Friday, December 28, 2007

A power struggle!

At the current state of affairs the two main Lebanese coalitions are, not surprisingly, at opposite ends of another issue. The 14 of March parties are advocating electing General Suleiman as President immediately without any conditions or pre-agreement. Meanwhile, the opposition wants to agree on each and every political issue that divide the two coalitions.

The opposition argument is based on the their fear that the next President will suffer a similar fate to the infamous Emil Lahoud, who was practically shunned and isolated by the whole world and did not have a say on policy making. the argument sounds valid, however the timing is quite suspicious!

So why is Hezbollah forcefully postponing the presidential election, insisting on a political agreement with guaranties on all issue, and especially on the formation of the next government, even though once Suleiman will be elected he will still have a lot of influence on the formation of the new government as he co-signs the decree to from it. So if he is not happy with the proposed division of the number of ministers between the two coalitions, or the distribution of ministries, he can simply refuse to sign and all parties will have to keep on negotiating to reach a better deal.

The answer to that question has several facets: first Hezballah and Aoun do not completely trust General Suleiman, no matter what they claim. Second, Aoun cannot afford to lose his bid on the presidency, not for six years and especially not to a powerful and popular figure like the army chief, who would certainly threaten Aoun's own popular power base.

Third, at the moment the negotiations are between the 14 March and the 8th of March coalition, which hold the necessary MPs to enable a two third quorum in the parliament. But once Suleiman is elected the initiative will move from their hands to the hands of the president and he will be the one working on a deal with the 14 of March controlled parliamentary majority.

In the end it is all just a power struggle. This was the case since the Syrian army withdrew from Lebanon and this is still the case. It is a power struggle between two coalition, one advocating democracy and liberalism; the other, well judging by its allies Syria and Iran, i will leave it to you to figure out what they are advocating...

Monday, December 17, 2007

Happy holidays!

Well allow me to send my holidays greetings and best wishes of peace and prosperity to all of you, let us hope that the new year will be better on all of us and especially on Lebanon.

I apologize for my sparse posting but as you know the Lebanese political scene is becoming unbearable these days. There is no progress whatsoever, each concession by the 14 March coalition is met by more stringent demands and conditions by Hezbollah and its allies.

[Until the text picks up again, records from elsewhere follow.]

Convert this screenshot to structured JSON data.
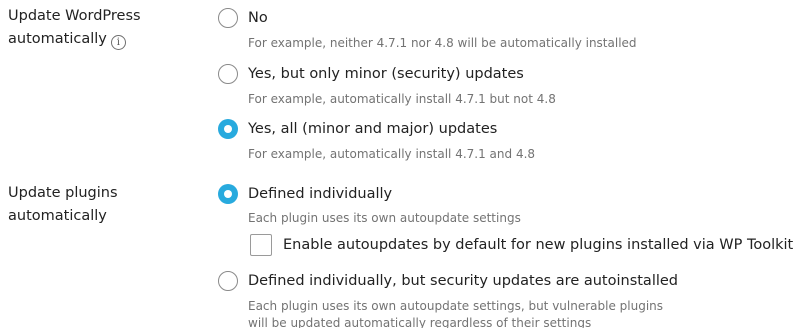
{
  "wordpress_updates": {
    "label_line1": "Update WordPress",
    "label_line2": "automatically",
    "info_icon": "i",
    "options": [
      {
        "label": "No",
        "hint": "For example, neither 4.7.1 nor 4.8 will be automatically installed",
        "checked": false
      },
      {
        "label": "Yes, but only minor (security) updates",
        "hint": "For example, automatically install 4.7.1 but not 4.8",
        "checked": false
      },
      {
        "label": "Yes, all (minor and major) updates",
        "hint": "For example, automatically install 4.7.1 and 4.8",
        "checked": true
      }
    ]
  },
  "plugin_updates": {
    "label_line1": "Update plugins",
    "label_line2": "automatically",
    "options": [
      {
        "label": "Defined individually",
        "hint": "Each plugin uses its own autoupdate settings",
        "checked": true
      },
      {
        "label": "Defined individually, but security updates are autoinstalled",
        "hint_line1": "Each plugin uses its own autoupdate settings, but vulnerable plugins",
        "hint_line2": "will be updated automatically regardless of their settings",
        "checked": false
      }
    ],
    "checkbox": {
      "label": "Enable autoupdates by default for new plugins installed via WP Toolkit",
      "checked": false
    }
  },
  "colors": {
    "accent": "#28aade",
    "text": "#222222",
    "hint": "#737373"
  },
  "icons": {
    "info": "info-icon",
    "radio": "radio-button",
    "checkbox": "checkbox"
  }
}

as usual today's parliamentary session was, once more, postponed to Saturday. Somehow i have stopped believing that Lebanon will ever elect a president. I hope i am wrong...

With that i leave you to enjoy your holidays and happy Adha, Merry Christmas and Happy New Year!

Saturday, December 01, 2007

Rumors of a deal, again...

As usual whenever a possible US-Syrian rapprochement looms over the horizon, Hezbullah mouthpieces start clamoring that a deal, between the two, is in the making and it will be on the expense of Lebanon.

Unfortunately, these conspiracy theorists are first of all biased, trying to project their twisted wishes on reality. For in the post September 11 world it is against the interests of the US to strike any deal that will strengthen Syria's (or any other Middle Eastern country) regional clout and influence. The days of sub contracting regional stability to a few power hubs are long gone.

Second, Lebanon is the US last beacon of democracy in the Middle East, allowing the Syrians to spread their control, once more, on the tiny country will be too high a price even for separating Syria from Iran. No the deal, if any, will be a lessening of Syria's isolation, increasing aid and investment in its economy, and a reinvigorated peace process that will return the Golan heights to Syria.

However, I believe that Syria will not break its alliance with Iran. Bashar is too weak and the Iranian have too much at stakes and invested in the Allawites regime to let him slip out of their hands.

Third, there are too many UNSC resolutions and vested interests in the current Lebanese democratic coalition to simply let it be, once more, overwhelmed by Syria or its allies' despotic and oppressive regime.

Finally, we are passing through a waiting period, where all parties, national and regional, are waiting for further developments before committing to a defined policy or alliance. And the 14 of March initiative to propsoe General Suleiman as a presidential candidate was extremely smart, as he is a candidate that the opposition cannot refuse. The initiative cornered Bashar Assad, as the Syrians and their allies were hoping for an extended void and all the clashes that it will engender, to increase their bargaining chips in the upcoming months. This move robbed them of a very important card and will allow the Lebanese to inch forward to strong and stable political system.